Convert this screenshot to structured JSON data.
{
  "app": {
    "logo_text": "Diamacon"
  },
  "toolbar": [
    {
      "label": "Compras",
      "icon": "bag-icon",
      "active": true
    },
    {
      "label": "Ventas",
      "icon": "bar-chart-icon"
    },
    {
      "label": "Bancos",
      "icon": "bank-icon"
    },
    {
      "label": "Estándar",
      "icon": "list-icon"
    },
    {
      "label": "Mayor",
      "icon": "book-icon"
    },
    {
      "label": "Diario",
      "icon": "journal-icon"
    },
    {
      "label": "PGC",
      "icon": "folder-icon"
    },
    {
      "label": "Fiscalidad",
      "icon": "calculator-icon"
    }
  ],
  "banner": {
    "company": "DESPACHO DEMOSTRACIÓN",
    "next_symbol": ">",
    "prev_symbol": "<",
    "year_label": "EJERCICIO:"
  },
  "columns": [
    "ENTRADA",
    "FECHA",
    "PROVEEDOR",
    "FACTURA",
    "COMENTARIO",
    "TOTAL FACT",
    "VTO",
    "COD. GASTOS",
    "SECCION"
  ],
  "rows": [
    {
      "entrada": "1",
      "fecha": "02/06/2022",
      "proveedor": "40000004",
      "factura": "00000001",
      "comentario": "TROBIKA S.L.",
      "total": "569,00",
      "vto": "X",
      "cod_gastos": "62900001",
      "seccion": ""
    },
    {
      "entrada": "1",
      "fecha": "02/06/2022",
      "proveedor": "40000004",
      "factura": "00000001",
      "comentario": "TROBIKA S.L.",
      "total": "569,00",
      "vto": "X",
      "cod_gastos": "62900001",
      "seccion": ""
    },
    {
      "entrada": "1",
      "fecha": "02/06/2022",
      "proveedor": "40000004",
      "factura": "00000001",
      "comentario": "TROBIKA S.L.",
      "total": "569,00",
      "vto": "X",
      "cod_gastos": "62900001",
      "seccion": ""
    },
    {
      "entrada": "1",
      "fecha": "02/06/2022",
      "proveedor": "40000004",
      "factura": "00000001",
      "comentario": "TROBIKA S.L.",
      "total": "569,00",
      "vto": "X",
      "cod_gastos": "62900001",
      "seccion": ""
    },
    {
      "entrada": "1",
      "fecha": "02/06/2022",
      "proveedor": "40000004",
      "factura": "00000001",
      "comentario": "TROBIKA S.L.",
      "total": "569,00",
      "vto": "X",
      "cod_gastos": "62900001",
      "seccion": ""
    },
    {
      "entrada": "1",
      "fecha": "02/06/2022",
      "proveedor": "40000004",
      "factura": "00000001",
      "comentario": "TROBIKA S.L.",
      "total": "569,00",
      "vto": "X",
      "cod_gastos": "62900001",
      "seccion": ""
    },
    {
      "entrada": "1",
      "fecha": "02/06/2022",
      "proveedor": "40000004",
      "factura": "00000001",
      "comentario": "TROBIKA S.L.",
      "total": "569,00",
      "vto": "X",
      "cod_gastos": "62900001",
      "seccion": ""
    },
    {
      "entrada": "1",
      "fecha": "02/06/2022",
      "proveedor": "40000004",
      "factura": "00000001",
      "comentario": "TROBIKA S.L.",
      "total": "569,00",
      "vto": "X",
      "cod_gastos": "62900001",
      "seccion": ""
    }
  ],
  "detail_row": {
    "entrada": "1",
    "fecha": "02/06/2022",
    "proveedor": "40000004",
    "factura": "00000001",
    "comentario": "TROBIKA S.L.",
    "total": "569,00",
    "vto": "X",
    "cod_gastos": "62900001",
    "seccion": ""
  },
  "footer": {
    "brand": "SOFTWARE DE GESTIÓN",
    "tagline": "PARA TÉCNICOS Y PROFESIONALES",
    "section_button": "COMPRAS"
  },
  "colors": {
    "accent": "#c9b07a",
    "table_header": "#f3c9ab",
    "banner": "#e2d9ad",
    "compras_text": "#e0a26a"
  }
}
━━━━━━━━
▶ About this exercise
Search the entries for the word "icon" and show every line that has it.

▶ Written response
      "icon": "bag-icon",
      "icon": "bar-chart-icon"
      "icon": "bank-icon"
      "icon": "list-icon"
      "icon": "book-icon"
      "icon": "journal-icon"
      "icon": "folder-icon"
      "icon": "calculator-icon"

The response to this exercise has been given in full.